Task description
Copy out each line of the entries below in which the string "number" appears.
Available data Block Start
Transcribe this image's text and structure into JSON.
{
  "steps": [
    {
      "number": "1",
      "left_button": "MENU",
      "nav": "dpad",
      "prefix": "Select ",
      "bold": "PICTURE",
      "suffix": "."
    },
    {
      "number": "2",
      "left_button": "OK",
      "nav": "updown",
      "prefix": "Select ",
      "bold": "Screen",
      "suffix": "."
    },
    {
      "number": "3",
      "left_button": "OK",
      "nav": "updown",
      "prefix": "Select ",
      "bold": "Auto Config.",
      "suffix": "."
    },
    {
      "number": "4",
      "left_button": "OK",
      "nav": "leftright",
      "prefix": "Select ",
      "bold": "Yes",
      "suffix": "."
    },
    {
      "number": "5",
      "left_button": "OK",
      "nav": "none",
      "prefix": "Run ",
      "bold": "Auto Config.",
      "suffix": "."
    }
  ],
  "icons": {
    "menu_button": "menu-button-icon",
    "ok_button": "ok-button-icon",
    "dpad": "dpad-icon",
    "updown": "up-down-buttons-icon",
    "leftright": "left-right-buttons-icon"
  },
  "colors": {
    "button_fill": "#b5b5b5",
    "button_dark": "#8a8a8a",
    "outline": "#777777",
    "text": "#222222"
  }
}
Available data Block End
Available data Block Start
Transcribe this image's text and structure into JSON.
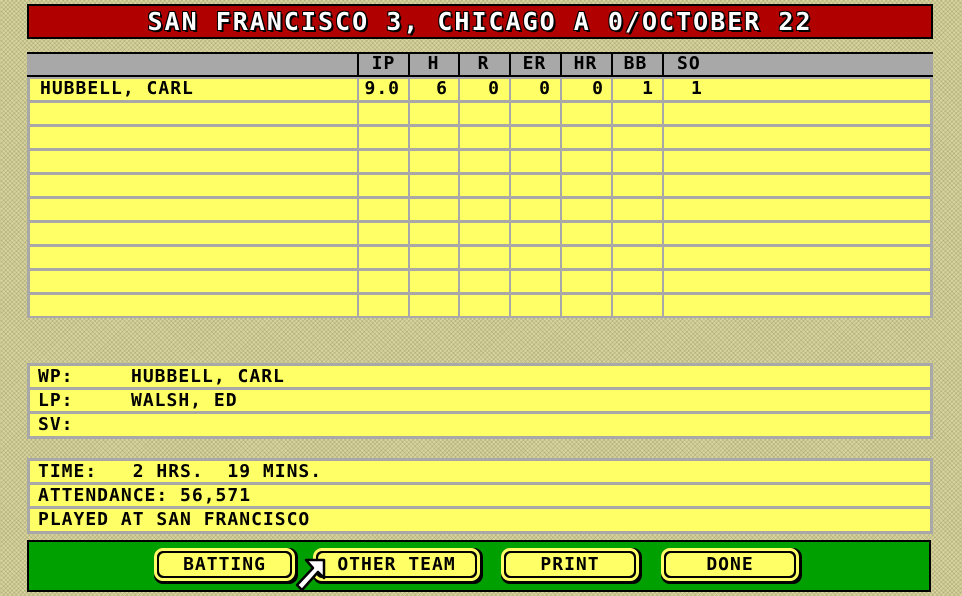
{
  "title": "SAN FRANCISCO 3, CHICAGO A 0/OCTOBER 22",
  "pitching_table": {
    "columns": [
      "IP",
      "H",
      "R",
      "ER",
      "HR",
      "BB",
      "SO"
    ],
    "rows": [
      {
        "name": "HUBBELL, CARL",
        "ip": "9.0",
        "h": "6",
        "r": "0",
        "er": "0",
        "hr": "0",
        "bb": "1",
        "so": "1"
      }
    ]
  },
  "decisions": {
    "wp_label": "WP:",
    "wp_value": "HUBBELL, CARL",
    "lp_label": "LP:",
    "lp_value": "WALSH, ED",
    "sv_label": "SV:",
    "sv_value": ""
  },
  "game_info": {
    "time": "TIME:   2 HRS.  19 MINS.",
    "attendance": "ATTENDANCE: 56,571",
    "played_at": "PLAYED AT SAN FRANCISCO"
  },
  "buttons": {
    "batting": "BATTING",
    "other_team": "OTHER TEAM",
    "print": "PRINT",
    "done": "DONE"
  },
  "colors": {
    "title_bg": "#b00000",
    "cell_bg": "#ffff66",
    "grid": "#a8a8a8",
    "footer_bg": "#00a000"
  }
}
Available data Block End
Task output
      "number": "1",
      "number": "2",
      "number": "3",
      "number": "4",
      "number": "5",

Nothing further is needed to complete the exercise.